> What you need to do: Among the lines below, copy each one in which "我是小和尚" appears.

> App and web page records:
+ + +

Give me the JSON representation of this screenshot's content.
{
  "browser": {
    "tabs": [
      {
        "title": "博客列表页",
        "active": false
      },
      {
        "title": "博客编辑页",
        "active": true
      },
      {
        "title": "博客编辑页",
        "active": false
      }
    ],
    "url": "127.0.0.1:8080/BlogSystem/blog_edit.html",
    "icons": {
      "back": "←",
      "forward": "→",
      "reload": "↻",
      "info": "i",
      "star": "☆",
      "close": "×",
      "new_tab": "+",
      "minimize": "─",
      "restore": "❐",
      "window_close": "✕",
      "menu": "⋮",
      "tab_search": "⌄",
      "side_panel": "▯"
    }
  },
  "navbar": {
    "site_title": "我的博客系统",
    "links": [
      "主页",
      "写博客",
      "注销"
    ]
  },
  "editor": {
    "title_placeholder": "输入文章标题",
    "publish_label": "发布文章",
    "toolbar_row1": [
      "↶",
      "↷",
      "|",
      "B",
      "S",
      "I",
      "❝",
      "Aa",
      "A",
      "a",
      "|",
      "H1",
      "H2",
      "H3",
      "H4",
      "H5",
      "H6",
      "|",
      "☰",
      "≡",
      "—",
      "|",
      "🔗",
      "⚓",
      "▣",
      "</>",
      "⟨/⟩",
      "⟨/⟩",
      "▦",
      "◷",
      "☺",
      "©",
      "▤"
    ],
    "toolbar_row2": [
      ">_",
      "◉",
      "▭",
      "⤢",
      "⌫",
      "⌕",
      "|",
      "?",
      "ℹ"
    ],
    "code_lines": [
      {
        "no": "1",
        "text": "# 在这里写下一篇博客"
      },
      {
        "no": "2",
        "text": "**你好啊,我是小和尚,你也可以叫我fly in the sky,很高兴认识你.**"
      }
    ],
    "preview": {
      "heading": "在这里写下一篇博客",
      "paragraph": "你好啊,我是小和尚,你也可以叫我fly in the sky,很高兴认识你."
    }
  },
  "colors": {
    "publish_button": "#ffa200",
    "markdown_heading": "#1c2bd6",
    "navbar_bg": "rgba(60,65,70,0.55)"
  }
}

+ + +

> Exercise result:
        "text": "**你好啊,我是小和尚,你也可以叫我fly in the sky,很高兴认识你.**"
      "paragraph": "你好啊,我是小和尚,你也可以叫我fly in the sky,很高兴认识你."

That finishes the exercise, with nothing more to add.